By Airwaves writer Lydia Whiteford
With all of the regattas over and Thanksgiving break behind us, college sailors all across America are officially done with their fall seasons. For the moment, all we have to worry about is preparing for our final exams and picking out Christmas gifts. However, time moves quickly and the frigid spring season is just around the corner. For most of us the winter months are considered cherished time off, but it is important to remember that this is also prime time to get into tip top shape so we can be as prepared as possible for the kick-off in the spring.
For most schools, the first regatta of the season is the first weekend in March, but many schools start practicing as early as January or February. The spring season is often cold, and full of fronts that make it windier than the milder fall. If you’re not careful or prepared, it is easy to pull or otherwise damage rusty hiking muscles, and that could result in an injury that could ruin your whole season. Spring is also the time for team racing, which is fast-paced and labor intensive, so being in the best shape possible only adds an advantage for you over your opponents. These are my best tips for keeping active and preparing for the amped up season to come.
- Come up with a Regimen– The schedule in the winter is much more stable for many college sailors than it is when we are in season. During winter break, many people have up to a month off with no school to worry about, and in the interim between seasons the 3-4 hours a day that were previously occupied by practice are opened up. What this really means is we no longer have an excuse to neglect our gym memberships. I find it helpful to incorporate those now empty hours into a new routine, and keep a regimen that is easy to follow but variable enough that it won’t get too boring. I’ve found its really important to mix in as much cardio as possible, because lifting weights all winter will likely lead to weight gain that you might not want to have in your boat when the season actually starts. Here are some things that I like to do, which are slightly more crew specific because that’s what I know best.
Running (20–40 minute intervals)-I find this to be one of the best ways to get into shape because you can go at any pace you want, and nothing’s better for keeping all of your leg muscles conditioned.
Biking: (45-1 hour intervals)- This is my favorite alternative for running, because it focuses a lot of time on your quads and can strengthen them without weights.

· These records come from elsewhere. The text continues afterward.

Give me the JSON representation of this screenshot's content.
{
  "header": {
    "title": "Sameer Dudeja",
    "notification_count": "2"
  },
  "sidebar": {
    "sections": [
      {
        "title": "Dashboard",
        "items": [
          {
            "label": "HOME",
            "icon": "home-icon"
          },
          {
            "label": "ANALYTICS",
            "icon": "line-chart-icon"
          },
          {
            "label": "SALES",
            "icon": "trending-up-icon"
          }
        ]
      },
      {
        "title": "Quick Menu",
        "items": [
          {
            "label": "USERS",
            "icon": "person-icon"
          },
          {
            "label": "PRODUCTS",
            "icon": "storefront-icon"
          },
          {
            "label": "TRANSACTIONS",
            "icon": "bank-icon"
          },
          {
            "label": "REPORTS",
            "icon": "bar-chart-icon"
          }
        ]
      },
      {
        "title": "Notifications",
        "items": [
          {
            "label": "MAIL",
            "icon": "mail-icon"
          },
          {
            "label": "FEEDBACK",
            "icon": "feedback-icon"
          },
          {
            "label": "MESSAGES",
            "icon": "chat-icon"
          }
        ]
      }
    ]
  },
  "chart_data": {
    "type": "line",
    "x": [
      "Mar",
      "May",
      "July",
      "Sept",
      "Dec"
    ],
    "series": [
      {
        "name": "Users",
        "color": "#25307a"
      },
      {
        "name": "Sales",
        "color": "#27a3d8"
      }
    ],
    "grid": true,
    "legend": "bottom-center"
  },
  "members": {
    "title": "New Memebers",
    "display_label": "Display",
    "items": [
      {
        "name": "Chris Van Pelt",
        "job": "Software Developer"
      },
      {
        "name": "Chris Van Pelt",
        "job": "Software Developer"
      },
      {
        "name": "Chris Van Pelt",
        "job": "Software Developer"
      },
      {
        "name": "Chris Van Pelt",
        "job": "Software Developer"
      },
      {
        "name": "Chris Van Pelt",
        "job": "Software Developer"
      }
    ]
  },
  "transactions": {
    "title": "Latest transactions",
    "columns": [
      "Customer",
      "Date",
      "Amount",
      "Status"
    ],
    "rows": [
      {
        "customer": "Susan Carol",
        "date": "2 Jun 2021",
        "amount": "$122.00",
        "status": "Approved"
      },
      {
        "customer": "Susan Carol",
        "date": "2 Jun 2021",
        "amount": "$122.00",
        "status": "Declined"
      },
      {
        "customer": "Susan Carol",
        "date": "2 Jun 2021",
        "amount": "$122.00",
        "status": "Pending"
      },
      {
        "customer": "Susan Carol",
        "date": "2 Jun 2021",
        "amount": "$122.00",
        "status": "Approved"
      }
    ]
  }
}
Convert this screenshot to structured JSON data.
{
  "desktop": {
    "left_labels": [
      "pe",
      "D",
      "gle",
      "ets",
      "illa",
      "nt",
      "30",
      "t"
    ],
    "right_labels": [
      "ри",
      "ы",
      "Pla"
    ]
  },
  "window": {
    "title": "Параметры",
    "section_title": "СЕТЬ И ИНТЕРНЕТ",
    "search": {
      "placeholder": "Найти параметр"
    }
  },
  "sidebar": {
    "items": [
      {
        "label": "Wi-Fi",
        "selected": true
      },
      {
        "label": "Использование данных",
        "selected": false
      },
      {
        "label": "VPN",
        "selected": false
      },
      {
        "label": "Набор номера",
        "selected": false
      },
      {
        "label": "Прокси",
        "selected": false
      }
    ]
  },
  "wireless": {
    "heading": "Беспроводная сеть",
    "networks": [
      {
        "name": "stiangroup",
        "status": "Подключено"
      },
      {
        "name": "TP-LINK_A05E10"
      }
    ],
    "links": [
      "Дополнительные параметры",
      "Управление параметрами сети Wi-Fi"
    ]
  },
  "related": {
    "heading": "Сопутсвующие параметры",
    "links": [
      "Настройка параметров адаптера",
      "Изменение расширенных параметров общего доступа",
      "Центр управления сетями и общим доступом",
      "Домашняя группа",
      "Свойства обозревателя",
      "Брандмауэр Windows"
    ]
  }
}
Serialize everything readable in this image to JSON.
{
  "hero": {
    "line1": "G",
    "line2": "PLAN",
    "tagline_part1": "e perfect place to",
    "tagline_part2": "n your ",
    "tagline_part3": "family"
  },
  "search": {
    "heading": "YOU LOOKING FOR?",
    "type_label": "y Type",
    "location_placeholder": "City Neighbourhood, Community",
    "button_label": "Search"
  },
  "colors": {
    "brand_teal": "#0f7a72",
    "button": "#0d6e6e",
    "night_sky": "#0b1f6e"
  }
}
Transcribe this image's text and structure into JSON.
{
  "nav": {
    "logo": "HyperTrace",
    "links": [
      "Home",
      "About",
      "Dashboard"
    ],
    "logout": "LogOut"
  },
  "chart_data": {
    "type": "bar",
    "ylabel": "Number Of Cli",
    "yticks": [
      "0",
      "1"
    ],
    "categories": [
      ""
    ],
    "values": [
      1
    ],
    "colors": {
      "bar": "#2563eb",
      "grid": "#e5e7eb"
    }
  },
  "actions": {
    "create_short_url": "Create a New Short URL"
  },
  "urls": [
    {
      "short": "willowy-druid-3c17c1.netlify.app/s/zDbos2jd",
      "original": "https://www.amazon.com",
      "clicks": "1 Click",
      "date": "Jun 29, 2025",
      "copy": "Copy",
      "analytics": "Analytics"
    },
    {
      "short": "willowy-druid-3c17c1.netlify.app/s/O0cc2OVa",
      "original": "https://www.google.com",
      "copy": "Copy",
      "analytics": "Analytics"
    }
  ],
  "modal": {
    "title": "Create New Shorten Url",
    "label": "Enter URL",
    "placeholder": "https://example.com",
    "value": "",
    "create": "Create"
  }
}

Swimming: (30-45 minute intervals) – This is another excellent cardio option, because it gives every muscle an intense workout while being easy on your joints. This is especially good for crews, who often develop knee or back problems just from the way they handle the boat. Also, when you are swimming you can pretend that you are in the ocean and that it’s not the middle of winter.
Abs: (varying intervals) – The one thing I consider the most important in my ab workouts is remembering to alternate exercises. This is best achieved by creating a mini-regimen for yourself depending on the days. For example, one day maybe you do a plank, sit-up, side crunch circuit one day and then a totally different set of exercises the next day. The goal is to get in as many reps as you can, while also targeting as many different areas of your abdominals as you can.
- Find a Workout Partner: Everyone has experienced the struggle of knowing you need to go to the gym, but also knowing there’s a “Friends” marathon on TBS that you really can’t miss. The best cure for this is to find someone to workout with you, so that you have an obligation to go to the gym. Also, working out with a buddy makes it more fun! You can do exercises for pairs; take a class, run races, anything that makes you get off the couch. It’s always fun to meet and surpass goals, and having another person alongside you to do that means you always have someone to push you when you’re down and congratulate you when you hit a new peak.
- Stay Healthy: Winter break is a priceless amount of off time for college sailors. It is one of the only opportunities we have where we don’t have classes, practice, or regattas to worry about. As a result, it is important to take full advantage of this time to catch up on sleep, eat well, and relax so that your body can be at its healthiest when you return to school and to sailing. In the spring, air and water temperatures are frequently below freezing and if your body is ill prepared, it can spell sickness or injury very easily. So, the biggest piece of advice I have for college sailors during these precious weeks off is to confirm to them that it is okay to not think about sailing for a little while, if you need to focus purely on improving yourself first. We devote so much of ourselves to our sport that needing to take a little time off during the winter is only natural, and often it will make you a more refreshed and ready sailor come spring time if you intentionally use this time to pursue other interests and keep yourself healthy.
Hopefully, this article is helpful in reminding college sailors everywhere that staying in shape is critical for a good performance in the spring. Granted, many of the exercises I’ve recommended are crew specific, and maybe they’re even me specific. This is not a rigid list, and there are all sorts of useful types of exercise that you can do that I haven’t listed. The best resource for motivation are those around you who know what you need – teammates, coaches, and family members all make excellent work out partners and resources for new things to do when you feel like you’re in a rut. And, as always, the most important thing to remember is that any exercise is productive exercise!